STANFORD, Calif. - People with organ transplants, resigned to a lifetime of anti-rejection drugs, may now have reason to hope for a respite, say researchers at Lucile Packard Children's Hospital and the Stanford University School of Medicine. Using a simple blood sample, the scientists have identified for the first time a pattern of gene expression shared by a small group of patients who beat the odds and remained healthy for years without medication.
The findings suggest that transplant recipients who share the same pattern of genes but are still on conventional medication may be able to reduce or eliminate their lifelong dependence on immunosuppressive drugs. The study may also help physicians determine how best to induce acceptance, or tolerance, of donor organs in all transplant patients, regardless of their gene expression profiles.
"We're very excited by the findings," said Minnie Sarwal, MD, PhD, a pediatric nephrologist at Packard Children's. "Most transplant patients who stop taking their medications will reject their organ. But now we have the chance of telling someone committed to a lifetime of drugs that it may be possible to minimize their exposure to the drugs."

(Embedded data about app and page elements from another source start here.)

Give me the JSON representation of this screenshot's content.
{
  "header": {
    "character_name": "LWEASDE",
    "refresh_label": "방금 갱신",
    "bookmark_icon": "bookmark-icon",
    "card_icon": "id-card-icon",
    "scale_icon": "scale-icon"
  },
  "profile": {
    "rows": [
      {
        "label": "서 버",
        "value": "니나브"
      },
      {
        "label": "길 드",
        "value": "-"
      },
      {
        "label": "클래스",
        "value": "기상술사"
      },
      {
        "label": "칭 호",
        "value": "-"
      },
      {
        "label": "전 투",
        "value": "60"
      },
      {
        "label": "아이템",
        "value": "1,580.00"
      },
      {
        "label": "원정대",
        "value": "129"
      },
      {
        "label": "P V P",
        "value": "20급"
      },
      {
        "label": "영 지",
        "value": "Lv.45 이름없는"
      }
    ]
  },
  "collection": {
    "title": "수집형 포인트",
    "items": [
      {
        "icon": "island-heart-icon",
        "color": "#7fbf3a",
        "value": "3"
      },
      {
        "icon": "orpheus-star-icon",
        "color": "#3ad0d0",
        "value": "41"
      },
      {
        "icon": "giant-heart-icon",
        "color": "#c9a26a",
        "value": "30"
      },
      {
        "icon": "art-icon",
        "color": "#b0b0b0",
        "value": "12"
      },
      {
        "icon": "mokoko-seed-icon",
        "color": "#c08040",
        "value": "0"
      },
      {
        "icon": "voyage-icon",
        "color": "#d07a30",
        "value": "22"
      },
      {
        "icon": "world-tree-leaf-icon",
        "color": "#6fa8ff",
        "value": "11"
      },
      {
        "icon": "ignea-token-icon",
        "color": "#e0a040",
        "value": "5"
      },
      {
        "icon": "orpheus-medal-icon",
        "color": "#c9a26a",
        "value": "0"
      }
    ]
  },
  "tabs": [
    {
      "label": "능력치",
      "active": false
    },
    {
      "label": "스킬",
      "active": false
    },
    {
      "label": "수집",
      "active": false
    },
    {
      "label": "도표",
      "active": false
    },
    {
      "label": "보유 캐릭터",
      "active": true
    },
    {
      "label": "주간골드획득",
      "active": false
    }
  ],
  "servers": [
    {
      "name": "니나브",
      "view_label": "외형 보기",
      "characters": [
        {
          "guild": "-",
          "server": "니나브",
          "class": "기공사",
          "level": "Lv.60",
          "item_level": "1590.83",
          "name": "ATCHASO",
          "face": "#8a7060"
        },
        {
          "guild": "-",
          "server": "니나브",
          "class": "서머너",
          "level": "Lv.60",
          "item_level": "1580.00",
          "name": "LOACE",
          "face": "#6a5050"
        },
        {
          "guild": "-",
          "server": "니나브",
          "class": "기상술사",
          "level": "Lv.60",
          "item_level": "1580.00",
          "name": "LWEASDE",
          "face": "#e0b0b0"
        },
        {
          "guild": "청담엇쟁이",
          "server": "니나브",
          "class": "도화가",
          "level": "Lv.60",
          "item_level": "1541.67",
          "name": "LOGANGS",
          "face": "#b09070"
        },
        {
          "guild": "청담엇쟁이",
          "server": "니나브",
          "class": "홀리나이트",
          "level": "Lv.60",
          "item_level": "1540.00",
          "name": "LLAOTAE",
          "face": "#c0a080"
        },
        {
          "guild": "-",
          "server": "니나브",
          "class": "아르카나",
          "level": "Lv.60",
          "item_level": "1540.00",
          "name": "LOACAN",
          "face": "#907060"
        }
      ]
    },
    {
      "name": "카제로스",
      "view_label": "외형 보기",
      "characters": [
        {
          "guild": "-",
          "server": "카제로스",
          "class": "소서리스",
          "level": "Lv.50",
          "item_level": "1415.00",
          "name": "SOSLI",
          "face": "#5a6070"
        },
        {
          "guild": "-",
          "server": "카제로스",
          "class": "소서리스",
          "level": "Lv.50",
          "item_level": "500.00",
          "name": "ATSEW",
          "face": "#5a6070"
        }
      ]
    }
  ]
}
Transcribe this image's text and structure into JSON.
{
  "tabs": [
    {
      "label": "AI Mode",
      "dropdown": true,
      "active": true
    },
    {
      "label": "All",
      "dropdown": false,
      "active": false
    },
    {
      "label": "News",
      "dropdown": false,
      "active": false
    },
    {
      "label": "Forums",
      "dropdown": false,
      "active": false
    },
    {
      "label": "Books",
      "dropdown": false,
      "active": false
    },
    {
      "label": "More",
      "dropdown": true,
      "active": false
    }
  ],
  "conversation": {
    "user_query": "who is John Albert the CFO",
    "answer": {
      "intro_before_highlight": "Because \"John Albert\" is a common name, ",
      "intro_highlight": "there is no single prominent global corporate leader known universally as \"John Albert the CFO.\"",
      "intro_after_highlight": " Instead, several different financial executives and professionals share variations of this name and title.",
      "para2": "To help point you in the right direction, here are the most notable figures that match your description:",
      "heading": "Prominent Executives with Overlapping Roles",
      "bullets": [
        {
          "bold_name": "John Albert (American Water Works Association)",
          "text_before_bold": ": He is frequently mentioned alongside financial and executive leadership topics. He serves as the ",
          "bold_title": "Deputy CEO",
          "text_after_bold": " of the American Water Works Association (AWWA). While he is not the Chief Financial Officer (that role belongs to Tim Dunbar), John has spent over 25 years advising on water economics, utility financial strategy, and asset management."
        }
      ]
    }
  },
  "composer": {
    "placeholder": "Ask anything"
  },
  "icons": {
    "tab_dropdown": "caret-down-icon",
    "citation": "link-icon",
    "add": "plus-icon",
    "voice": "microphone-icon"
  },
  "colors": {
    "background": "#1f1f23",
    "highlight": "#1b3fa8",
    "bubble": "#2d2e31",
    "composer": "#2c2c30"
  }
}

Although the anti-rejection medications, known as immunosuppressants, tamp down the immune system enough to permit lifesaving organ transplants, their benefits come at a price. They also quash the body's natural response to dangerous invaders, such as bacteria and viruses, and to rogue cancer cells. Transplant physicians prescribing immunosuppressants to their patients walk a fine line between avoiding organ rejection and increasing the risk of infection and cancer.
Sarwal, associate professor of pediatrics at the medical school, is the senior author of the research, which will be published Aug. 20 in the advance online edition of the Proceedings of the National Academy of Sciences. She collaborated with physicians at Stanford and Packard Children's, as
|Contact: Krista Conger|
Stanford University Medical Center